- Young children tend to muddle their words.
- (Can we find and add a quotation of F. W. Newman to this entry?)
- To mash slightly for use in a cocktail.
- He muddled the mint sprigs in the bottom of the glass.
- To dabble in mud.
- (Can we find and add a quotation of Jonathan Swift to this entry?)
- To make turbid or muddy.
- He did ill to muddle the water.
- To think and act in a confused, aimless way.
- To cloud or stupefy; to render stupid with liquor; to intoxicate partially.
- Their old master Epicurus seems to have had his brains so muddled and confounded with them, that he scarce ever kept in the right way.
- often drunk, always muddled
- To waste or misuse, as one does who is stupid or intoxicated.
- They muddle it [money] away without method or object, and without having anything to show for it.
mix together, to mix up; to confuse
muddle (plural muddles)
- A mixture; a confusion; a garble.

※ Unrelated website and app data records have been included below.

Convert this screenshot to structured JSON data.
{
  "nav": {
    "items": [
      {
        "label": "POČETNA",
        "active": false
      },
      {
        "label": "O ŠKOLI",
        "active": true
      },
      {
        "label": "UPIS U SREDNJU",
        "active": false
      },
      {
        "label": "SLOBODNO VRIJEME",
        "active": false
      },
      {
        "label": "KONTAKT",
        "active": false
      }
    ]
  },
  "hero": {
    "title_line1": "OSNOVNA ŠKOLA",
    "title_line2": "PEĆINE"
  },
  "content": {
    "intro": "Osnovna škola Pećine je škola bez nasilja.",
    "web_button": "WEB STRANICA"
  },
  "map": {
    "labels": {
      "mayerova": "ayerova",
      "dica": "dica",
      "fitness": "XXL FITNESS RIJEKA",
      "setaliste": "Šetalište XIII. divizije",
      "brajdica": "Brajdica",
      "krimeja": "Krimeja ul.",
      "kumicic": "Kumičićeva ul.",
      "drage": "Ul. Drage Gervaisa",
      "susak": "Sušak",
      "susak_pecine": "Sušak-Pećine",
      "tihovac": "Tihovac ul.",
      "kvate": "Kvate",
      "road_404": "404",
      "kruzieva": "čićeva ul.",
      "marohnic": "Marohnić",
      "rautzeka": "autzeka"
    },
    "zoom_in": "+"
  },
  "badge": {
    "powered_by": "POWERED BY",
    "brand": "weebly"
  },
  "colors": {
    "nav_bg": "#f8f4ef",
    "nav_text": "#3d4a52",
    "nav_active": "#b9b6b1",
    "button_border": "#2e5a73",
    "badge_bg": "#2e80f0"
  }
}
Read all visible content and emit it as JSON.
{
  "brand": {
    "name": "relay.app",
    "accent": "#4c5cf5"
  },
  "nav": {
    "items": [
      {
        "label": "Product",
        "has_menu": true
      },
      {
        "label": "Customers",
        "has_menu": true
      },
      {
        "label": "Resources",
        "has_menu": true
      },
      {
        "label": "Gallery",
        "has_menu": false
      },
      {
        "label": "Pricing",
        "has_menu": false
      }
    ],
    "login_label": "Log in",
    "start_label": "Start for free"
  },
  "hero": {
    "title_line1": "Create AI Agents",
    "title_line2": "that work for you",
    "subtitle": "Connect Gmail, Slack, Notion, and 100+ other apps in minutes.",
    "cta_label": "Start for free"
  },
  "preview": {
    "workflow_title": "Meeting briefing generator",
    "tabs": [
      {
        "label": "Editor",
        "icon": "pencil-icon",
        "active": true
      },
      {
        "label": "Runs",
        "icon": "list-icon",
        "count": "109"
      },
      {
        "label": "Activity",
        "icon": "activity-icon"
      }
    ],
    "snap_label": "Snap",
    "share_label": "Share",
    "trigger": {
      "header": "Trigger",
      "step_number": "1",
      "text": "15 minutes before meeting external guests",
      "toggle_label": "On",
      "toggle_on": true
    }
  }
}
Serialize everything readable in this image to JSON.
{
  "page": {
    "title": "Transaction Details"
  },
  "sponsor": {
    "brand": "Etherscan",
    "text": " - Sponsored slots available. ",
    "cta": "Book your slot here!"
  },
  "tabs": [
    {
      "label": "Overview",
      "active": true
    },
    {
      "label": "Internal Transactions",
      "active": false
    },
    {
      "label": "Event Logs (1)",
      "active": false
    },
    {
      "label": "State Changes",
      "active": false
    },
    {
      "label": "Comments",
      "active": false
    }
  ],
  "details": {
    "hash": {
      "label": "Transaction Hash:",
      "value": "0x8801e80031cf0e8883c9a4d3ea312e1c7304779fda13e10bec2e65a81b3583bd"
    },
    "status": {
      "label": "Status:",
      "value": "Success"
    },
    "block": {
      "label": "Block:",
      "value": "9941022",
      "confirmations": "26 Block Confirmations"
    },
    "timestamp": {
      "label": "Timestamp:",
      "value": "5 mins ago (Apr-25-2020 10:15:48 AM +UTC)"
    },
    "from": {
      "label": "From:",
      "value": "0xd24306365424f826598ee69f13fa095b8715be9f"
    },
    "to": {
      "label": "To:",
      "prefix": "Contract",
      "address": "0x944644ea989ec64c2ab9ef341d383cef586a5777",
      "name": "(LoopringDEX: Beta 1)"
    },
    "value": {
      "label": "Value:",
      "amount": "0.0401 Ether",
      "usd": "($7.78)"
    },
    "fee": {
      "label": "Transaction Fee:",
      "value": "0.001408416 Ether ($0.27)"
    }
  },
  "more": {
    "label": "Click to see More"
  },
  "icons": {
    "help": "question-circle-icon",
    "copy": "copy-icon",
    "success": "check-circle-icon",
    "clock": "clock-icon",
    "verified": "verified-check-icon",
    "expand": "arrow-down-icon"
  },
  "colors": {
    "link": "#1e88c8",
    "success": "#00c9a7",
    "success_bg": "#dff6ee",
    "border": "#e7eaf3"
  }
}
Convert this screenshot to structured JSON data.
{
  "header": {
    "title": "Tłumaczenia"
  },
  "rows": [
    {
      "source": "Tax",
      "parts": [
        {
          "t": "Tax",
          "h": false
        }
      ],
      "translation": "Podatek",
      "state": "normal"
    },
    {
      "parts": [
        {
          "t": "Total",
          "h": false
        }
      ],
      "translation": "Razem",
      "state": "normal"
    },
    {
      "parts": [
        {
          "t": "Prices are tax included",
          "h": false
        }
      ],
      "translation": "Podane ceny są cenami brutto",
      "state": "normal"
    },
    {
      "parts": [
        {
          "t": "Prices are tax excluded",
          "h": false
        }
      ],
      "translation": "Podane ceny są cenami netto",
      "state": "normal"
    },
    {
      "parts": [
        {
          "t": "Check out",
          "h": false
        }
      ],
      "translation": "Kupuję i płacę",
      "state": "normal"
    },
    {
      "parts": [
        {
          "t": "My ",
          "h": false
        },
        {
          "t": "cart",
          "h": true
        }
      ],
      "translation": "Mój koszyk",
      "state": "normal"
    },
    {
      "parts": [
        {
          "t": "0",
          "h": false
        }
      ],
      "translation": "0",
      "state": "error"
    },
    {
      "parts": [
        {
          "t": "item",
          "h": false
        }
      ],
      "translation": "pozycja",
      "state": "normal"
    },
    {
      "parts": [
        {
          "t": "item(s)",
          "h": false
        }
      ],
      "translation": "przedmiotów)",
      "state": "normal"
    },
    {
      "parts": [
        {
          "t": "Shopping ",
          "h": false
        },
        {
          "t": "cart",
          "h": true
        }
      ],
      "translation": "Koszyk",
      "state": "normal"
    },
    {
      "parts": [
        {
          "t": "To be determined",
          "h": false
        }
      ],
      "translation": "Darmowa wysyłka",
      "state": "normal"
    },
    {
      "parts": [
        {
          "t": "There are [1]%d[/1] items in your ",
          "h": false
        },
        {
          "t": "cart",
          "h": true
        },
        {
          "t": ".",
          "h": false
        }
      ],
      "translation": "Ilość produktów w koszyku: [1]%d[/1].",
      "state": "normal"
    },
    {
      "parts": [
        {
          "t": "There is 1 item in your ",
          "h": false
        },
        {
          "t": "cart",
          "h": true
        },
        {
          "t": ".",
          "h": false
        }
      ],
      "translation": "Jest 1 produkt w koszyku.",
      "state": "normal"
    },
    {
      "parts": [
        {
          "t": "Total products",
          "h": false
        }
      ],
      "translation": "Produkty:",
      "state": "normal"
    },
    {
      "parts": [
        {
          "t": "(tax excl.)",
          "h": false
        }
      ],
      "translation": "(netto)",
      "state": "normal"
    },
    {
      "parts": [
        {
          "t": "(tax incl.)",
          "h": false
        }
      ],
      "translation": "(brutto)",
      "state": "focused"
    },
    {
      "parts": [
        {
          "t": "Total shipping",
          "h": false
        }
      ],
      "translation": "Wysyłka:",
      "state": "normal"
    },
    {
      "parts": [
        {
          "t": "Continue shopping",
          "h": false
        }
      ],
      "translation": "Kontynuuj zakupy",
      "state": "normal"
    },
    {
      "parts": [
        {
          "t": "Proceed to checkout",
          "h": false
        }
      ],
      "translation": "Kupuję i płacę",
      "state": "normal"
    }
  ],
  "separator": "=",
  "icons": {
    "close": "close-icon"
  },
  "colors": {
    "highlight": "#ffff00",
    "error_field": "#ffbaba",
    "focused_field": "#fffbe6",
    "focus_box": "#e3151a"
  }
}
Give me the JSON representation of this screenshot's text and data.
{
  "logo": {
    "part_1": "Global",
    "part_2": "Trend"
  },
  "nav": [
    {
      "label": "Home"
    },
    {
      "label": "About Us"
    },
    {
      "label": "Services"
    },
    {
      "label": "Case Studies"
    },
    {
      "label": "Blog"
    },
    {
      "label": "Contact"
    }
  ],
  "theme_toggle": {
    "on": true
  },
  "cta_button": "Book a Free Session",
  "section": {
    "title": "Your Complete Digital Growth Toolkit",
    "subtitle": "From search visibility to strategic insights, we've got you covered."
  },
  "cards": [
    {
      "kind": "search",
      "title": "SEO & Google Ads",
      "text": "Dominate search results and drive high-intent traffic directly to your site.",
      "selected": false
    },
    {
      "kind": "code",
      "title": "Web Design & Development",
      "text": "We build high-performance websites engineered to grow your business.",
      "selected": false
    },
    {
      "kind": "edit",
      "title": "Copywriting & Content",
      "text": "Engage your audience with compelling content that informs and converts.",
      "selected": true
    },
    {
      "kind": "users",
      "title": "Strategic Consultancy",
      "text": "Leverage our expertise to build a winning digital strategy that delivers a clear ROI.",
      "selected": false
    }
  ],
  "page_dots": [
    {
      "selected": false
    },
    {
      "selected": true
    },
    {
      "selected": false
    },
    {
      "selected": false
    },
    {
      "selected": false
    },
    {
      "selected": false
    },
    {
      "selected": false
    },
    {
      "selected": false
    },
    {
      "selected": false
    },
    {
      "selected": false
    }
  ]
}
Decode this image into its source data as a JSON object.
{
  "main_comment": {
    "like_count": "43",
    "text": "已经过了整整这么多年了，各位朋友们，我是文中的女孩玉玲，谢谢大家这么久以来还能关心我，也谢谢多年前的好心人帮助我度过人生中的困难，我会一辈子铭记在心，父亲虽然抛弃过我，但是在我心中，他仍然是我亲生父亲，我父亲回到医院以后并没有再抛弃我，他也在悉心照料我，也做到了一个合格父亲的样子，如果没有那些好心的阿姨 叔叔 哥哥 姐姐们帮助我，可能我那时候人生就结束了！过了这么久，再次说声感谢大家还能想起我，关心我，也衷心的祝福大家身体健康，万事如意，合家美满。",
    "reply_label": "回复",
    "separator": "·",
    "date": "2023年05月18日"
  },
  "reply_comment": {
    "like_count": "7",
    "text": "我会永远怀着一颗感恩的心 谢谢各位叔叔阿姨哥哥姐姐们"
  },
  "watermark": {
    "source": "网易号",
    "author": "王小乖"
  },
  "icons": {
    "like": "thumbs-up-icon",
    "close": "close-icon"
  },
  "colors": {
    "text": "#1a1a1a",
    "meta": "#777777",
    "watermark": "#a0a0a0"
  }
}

- The muddle of nervous speech he uttered did not have much meaning.
A mixture; a confusion; a garble